What is Abraham Maslow’s theory of “hierarchy of needs”?
Maslow believed that an individual struggles to reach what he referred to as a state of self-actualization. Self-actualisation essentially refers to the notion that people attempt to fulfil themselves to their highest possible level of achievement in their personal life, work life, etc. according to Maslow only a few individuals ever reach self-actualisation. There were five basic classes of needs. An individual strives to achieve the more basic class of needs before gradually ascending the hierarchy to reach her or his state of self-actualisation. The basic needs are similar to those striven for in the animal kingdom, whereas the higher classes of needs are thought to be distinct to humans.
At the lowest level, an individual strives to achieve her or his basic physiological needs such as food, water, oxygen, activity, and sleep. Once these needs have been satisfied, she or he can strive to achieve their next class of needs.
The second class of needs relate to safety, which essentially refers to having a secure and safe childhood, as well as security and safety as an adult.
Love and Belonging
The third set of needs relate to the feeling that one belongs somewhere and is loved by others. Thus, having a good social life and good, stable relationships with others (sexual and non-sexual) would be primary aims at this stage of one’s progression.
The penultimate stage is esteem. This refers to the need to be respected by others, to be seen as honourable and as someone who makes a positive contribution to the well-being of others. If the individual reaches this level and fulfils her or his needs at this level, then she or he becomes self-actualised.
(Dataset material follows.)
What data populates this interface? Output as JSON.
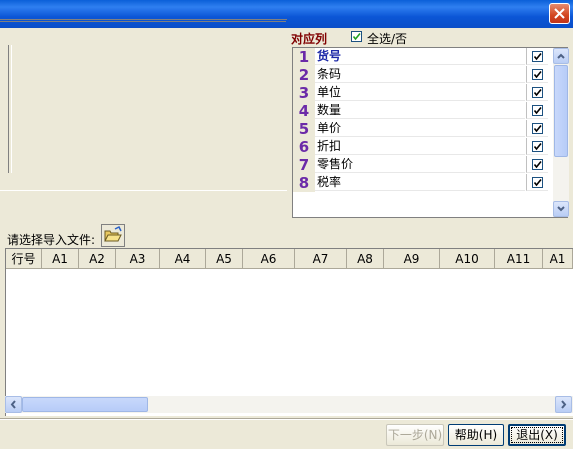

Maslow’s major contribution to psychology was the motivation he provided for the development of humanistic psychology itself.